2022 was a challenging year for the entire crypto industry. Declining crypto prices, the collapse of Luna, and several significant hacks resulted in generally negative sentiment and a lot of FUD[1].

However, arguably the biggest news for the web3 industry was the FTX meltdown – one of the biggest centralized exchanges turned out to be insolvent due to inefficient financial reserves.

Would a so-called Proof of Reserves audit prevent crypto users from similar downfalls in the future? We’ll examine it for you in the following paragraphs.


What is a reserve audit?

Audits serve as a helping hand for stakeholders whenever and wherever money is involved. Thanks to documents like income statements or balance sheets, customers, shareholders, or employees of a particular company are able to check its actual financial situation. And as such activities are highly regulated and very often performed by specialized, external agencies (to avoid any mischief or biases), they only improve the credibility of a business.

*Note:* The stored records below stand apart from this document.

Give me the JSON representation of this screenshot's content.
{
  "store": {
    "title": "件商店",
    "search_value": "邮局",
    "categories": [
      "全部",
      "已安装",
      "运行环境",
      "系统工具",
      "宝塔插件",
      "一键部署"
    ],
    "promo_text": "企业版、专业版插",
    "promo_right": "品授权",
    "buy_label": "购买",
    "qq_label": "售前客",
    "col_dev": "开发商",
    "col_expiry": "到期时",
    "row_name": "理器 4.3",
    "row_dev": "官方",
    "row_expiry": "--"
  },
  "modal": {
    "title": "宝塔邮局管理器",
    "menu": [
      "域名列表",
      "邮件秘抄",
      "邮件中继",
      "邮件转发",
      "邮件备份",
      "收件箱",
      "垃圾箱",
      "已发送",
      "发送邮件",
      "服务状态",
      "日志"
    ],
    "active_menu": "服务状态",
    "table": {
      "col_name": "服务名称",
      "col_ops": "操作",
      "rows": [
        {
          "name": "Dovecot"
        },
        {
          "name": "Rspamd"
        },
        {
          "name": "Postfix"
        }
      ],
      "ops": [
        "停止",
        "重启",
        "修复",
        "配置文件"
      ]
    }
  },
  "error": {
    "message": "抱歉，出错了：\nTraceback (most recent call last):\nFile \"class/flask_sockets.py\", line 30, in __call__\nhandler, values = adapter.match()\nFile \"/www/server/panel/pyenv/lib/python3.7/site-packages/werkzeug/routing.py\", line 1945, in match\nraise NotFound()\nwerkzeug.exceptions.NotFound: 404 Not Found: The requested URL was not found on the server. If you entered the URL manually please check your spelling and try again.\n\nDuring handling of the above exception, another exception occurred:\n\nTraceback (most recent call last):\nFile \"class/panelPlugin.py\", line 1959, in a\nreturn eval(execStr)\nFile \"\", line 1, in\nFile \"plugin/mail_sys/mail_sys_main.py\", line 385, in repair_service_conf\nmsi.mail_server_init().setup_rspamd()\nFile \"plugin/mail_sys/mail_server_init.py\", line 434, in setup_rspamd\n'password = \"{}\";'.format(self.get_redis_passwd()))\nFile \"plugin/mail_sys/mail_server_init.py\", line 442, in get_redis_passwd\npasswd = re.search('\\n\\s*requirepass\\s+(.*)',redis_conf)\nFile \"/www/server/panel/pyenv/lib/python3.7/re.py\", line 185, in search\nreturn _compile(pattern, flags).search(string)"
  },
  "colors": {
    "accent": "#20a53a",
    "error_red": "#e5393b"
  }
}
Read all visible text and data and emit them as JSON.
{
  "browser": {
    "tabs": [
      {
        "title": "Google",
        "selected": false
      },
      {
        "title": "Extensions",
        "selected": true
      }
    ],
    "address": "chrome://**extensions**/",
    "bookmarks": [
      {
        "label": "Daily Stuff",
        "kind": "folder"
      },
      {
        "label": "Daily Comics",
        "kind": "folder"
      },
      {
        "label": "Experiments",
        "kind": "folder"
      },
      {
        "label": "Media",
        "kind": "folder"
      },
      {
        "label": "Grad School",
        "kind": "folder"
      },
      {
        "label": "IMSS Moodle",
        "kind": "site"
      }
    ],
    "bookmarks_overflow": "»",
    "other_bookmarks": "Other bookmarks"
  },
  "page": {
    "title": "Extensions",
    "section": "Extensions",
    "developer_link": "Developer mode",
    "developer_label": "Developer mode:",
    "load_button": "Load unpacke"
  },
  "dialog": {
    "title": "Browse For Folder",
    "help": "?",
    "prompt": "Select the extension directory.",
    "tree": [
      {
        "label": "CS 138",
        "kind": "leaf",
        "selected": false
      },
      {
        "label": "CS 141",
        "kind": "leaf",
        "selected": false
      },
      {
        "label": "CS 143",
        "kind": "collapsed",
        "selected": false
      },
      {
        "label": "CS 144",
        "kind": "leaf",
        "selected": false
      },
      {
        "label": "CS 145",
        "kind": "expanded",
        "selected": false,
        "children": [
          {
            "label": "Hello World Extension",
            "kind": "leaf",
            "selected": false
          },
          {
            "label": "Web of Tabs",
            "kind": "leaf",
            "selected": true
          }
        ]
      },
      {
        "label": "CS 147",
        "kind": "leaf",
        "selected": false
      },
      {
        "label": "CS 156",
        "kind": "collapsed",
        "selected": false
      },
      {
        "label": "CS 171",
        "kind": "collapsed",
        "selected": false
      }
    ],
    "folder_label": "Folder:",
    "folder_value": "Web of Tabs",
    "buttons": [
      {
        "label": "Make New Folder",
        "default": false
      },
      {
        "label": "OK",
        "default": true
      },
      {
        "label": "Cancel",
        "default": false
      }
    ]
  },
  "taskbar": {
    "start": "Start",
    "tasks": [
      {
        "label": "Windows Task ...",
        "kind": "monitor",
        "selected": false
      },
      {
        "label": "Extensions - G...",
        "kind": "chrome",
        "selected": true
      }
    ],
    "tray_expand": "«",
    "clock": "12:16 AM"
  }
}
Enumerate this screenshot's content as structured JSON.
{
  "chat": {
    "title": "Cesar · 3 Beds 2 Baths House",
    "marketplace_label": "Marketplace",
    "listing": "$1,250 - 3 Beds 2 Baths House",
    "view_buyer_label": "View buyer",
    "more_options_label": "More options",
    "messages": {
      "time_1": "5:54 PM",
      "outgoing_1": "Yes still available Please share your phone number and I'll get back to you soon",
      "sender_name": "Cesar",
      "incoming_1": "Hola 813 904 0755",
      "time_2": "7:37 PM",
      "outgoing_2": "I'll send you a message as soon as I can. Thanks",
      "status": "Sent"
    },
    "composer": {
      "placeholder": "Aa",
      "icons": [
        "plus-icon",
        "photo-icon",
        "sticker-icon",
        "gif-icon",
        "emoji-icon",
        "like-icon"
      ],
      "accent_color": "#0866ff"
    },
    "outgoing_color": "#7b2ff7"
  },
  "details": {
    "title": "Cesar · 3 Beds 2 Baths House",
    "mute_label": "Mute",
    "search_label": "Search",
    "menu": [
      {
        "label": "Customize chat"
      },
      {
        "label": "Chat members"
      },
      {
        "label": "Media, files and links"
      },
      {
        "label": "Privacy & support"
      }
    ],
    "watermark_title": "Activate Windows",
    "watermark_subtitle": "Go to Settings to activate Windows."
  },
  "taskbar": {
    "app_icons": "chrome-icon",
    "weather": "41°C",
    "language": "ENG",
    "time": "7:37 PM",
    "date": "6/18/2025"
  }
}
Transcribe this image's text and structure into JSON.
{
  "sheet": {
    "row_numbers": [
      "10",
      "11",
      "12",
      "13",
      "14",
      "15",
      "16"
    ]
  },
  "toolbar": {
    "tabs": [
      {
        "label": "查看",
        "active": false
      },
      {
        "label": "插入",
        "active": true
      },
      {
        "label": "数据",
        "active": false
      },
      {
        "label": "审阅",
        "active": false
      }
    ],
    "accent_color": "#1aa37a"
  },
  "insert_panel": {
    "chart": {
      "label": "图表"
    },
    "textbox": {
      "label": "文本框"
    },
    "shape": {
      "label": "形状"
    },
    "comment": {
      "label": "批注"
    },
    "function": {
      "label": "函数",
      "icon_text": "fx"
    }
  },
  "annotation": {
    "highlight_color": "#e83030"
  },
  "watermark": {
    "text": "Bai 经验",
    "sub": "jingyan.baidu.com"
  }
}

However, due to immaturity and, very often, the absence of fundamental analysis, crypto projects lacked trustworthy and regular reserve audits. The examples of the FTX meltdown, but also Celsius or BlockFi that also collapsed in 2022, proved how fundamental mistake it was.


What is a Proof of Reserves audit?

Therefore, web3 space had to find a solution to bring the institutional and users’ trust back to the industry. The so-called Proof of Reserves audits seemed to be a perfect answer to concerns over the future of crypto projects.

Simply speaking, Proof of Reserves (PoR) enables verification of whether the off-chain assets back the on-chain assets of a project. If you, at some point, moved your cryptocurrencies to one of the major exchanges, it should be able to assure you that it actually holds the money you sent. Thanks to that, you can gain confidence that an entity didn’t use your cryptocurrencies to, for example, trade on different platforms. That could potentially result in losing all of them.

Proof of Reserves audit is usually performed by a third party that is obviously unrelated to the analyzed company. It is based on creating a snapshot of all the customers’ balances and comparing it to the financial reserves of the entity.

After a positive verification, all the information is transformed into a cryptographic data structure called a Merkle tree, enabling individual users to check the project’s credibility. Such a combination of external verification (regular audit) and cryptography (Merkle trees) enhances the trustworthiness of the process (each change to the balance sheet will be immediately visible) while maintaining the security of users’ funds (they’ll remain anonymous).

Are centralized exchanges safe?

FTX collapse raised many serious concerns over other centralized exchanges. Regarding how renowned and regulated FTX was, web3 enthusiasts could have some serious doubts about whether their funds are safe while kept on other such entities.

Such concerns led to many people withdrawing their funds from exchanges. Fortunately, practically all of them turned out to be solvent and were able to pay cryptocurrencies and fiat money to users. However, it remains to be seen how such entities as Binance, Kraken, or Gate.io will cope with a serious bank run – as the one experienced by FTX. Would they still be able to cover all the withdrawals?


Proof of Reserves on Binance, Crypto.com, and others

The aforementioned Proof of Reserves turned out to be a good way to ensure users that the financial reserves of the centralized exchanges still secure their funds. The biggest entities, such as Binance, revealed their PoR audits, enabling users to check the audit status as well – they could download the actual Merkle tree (that serves as a cryptographic proof of secured funds).

Moreover, CoinMarketCap, the world’s largest cryptocurrency data aggregator, added a special checkmark to their list of exchanges. Thanks to that, you can quickly check whether a particular entity has already revealed its Proof of Reserves. It is also possible to find detailed info about the financial reserves backing entity.


Proof of Reserves vs. Proof of Solvency

However, information about the reserves of exchange is not enough. If we want to determine whether the entity is solvent and able to withdraw all of the funds held on users’ accounts at any time, it’d be great to know more about its liabilities as well.

Proof of Liabilities and Proof of Solvency (that combines reserves and liabilities) is currently not perceived as a “requirement” for the industry players. Will it change in the future? Well, if centralized entities would like to ensure users about their funds’ safety, such proofs should become ubiquitous in the short term.


Will Proof of Reserves make web3 more secure?

Proof of Reserves is undoubtedly a step in a good direction. Thanks to such audits, crypto projects and centralized exchanges, in particular, can recover at least a fraction of trust lost due to FTX, Celsius, or BlockFi meltdowns.

However, as mentioned above, it’s not enough. Centralized entities don’t work in a trustless manner – such inherent to their decentralized counterparts (and web3 primitives in general). They require users’ “faith” in order to work properly.

Then, if the world of CeFi would like to remain an essential part of the post-FTX crypto era, making Proof of Liabilities and Proof of Solvency standards (along with PoR) is a logical next step.

[1] FUD – an acronym for „Fear, Uncertainty, Doubt”; manipulation strategy aimed at evoking negative emotions over a particular group of assets (in this case – cryptocurrencies) leading to intensified selling and successive price declines.